Northern Harmony, Fifth Edition (Plainfield, VT: Northern Harmony Publishing Company, 2012).

Three of my shape-note tunes—“Clinton,” “Hamrick,” and “Newton”—are included in the new Northern Harmony (Plainfield, VT: Northern Harmony Publishing Company, 2012). First published in 1980, this fifth edition of the Northern Harmony includes 150 tunes—half written by members of the “first New England School” (1770–1810), and half by contemporary composers working in the dispersed harmony shape-note idiom. Singers across New England use the Northern Harmony as a supplement to The Sacred Harp at weekly and monthly singings. The songbook has also been used by Sacred Harp singers in the United Kingdom since the mid-1990s. A variety of adult and teen performing ensembles brought together by Vermont world music and shape-note music organization Village Harmony also make regular use of the songs in the Northern Harmony tunebook on concert tours and at singing camps.

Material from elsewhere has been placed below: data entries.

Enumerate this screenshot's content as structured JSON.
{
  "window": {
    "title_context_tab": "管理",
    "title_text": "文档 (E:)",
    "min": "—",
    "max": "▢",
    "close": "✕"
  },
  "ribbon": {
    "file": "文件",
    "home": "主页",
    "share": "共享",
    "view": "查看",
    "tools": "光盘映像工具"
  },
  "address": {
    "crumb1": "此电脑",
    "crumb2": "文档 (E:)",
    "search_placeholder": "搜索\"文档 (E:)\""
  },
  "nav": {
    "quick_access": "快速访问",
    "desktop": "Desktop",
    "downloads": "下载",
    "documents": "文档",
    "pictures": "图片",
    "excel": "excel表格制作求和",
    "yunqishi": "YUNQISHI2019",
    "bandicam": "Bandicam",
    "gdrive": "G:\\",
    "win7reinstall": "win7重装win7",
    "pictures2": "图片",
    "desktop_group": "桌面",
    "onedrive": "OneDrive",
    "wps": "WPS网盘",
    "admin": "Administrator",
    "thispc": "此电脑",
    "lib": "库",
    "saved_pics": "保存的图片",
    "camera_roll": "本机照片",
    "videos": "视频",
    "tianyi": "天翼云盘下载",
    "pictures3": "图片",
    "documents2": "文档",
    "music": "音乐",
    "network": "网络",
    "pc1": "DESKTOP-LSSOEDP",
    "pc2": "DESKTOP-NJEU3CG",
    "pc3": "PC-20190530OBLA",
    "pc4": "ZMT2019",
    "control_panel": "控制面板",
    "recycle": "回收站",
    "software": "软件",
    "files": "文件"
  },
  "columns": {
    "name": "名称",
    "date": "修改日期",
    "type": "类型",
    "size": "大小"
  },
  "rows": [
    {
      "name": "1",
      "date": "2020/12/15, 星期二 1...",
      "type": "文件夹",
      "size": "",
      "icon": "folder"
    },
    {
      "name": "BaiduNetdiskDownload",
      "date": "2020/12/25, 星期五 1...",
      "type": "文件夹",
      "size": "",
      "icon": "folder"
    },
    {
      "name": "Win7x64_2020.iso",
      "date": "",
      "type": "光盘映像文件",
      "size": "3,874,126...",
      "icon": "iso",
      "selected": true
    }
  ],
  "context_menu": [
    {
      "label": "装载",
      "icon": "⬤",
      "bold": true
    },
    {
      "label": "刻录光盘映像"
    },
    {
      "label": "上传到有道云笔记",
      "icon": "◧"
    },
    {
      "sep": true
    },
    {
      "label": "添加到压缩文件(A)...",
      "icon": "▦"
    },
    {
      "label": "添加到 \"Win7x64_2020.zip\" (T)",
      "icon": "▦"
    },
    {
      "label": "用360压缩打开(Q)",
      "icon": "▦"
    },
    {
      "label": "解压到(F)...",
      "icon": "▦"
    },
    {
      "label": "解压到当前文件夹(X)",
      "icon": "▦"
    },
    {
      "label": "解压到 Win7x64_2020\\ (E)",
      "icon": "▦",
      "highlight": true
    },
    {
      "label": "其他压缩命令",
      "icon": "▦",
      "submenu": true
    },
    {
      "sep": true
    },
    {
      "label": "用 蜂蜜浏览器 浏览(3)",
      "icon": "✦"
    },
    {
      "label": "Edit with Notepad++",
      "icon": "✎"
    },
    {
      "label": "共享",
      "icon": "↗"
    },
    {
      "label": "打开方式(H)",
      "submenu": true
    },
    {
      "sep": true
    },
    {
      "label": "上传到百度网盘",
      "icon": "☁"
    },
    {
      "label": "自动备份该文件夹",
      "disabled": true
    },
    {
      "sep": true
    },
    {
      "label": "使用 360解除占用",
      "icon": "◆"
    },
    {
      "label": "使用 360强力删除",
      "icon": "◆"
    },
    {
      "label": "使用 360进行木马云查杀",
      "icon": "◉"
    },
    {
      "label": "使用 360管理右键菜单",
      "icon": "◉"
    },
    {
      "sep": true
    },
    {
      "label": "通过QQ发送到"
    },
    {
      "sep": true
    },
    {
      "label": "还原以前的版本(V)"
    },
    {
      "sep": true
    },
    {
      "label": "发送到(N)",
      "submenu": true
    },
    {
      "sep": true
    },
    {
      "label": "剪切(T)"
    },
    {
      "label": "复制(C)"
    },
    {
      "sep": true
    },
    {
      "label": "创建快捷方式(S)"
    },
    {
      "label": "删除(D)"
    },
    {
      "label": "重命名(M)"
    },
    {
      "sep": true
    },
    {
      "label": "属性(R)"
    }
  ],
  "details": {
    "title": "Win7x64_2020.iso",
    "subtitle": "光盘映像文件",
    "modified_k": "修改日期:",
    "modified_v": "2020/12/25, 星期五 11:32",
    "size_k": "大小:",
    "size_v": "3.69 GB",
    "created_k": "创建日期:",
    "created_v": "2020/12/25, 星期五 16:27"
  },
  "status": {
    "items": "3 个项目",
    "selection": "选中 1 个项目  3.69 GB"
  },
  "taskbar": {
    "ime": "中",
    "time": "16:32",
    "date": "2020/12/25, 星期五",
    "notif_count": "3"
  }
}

I attended all-day singings from the Northern Harmony in Vermont and Massachusetts in 2001 and 2002 shortly after I was first exposed to Sacred Harp music. For several years I sang favorite tunes out of the fourth edition of the songbook at “otherbook” shape-note singings at Aldo Ceresa’s apartment in New York City and at various homes in Cambridge, New York. It’s an honor to be included in this new edition, and to have my songs appear alongside those of teachers of mine such as Neely Bruce, and co-conspirators such as Aldo Ceresa and Lauren Bock.

Copies of the Northern Harmony are available online from Village Harmony.

Place, Pluralism, and Shape-Note Singing

Harmony Primitive Baptist Church, Calhoun, Georgia. Photograph by Judy Mincey, June 4, 2012.
Harmony Primitive Baptist Church, Calhoun, Georgia. Photograph by Judy Mincey, June 4, 2012.

On Saturday, May 5, I attended a Sacred Harp singing at Harmony Primitive Baptist Church in Calhoun, Georgia. The singing was organized by Judy Mincey to coincide with the stop in Calhoun of “Georgia Harmonies: Celebrating Georgia Roots Music,” a traveling exhibition of the Smithsonian Institution’s Museum on Mainstreet program. One of a number of events associated with the exhibition, the singing attracted a dozen white Sacred Harp singers, perhaps thirty listeners, and three members of a black shape-note singing community who also had a special singing included in the event calendar.

I write about this encounter between white and black shape-note singers, the exchange it promoted, and the role that the exhibition’s focus on the connections between music and place played in making the connection possible in a new post on the Southern Spaces blog titled “Place and Pluralism: The ‘Georgia Harmonies’ Traveling Exhibition.” The post also contains three recordings of mine from a black shape-note singing held in Marietta the day after the singing in Calhoun that four other white Sacred Harp singers and I attended.

In addition to my post, new content on the Southern Spaces blog also includes: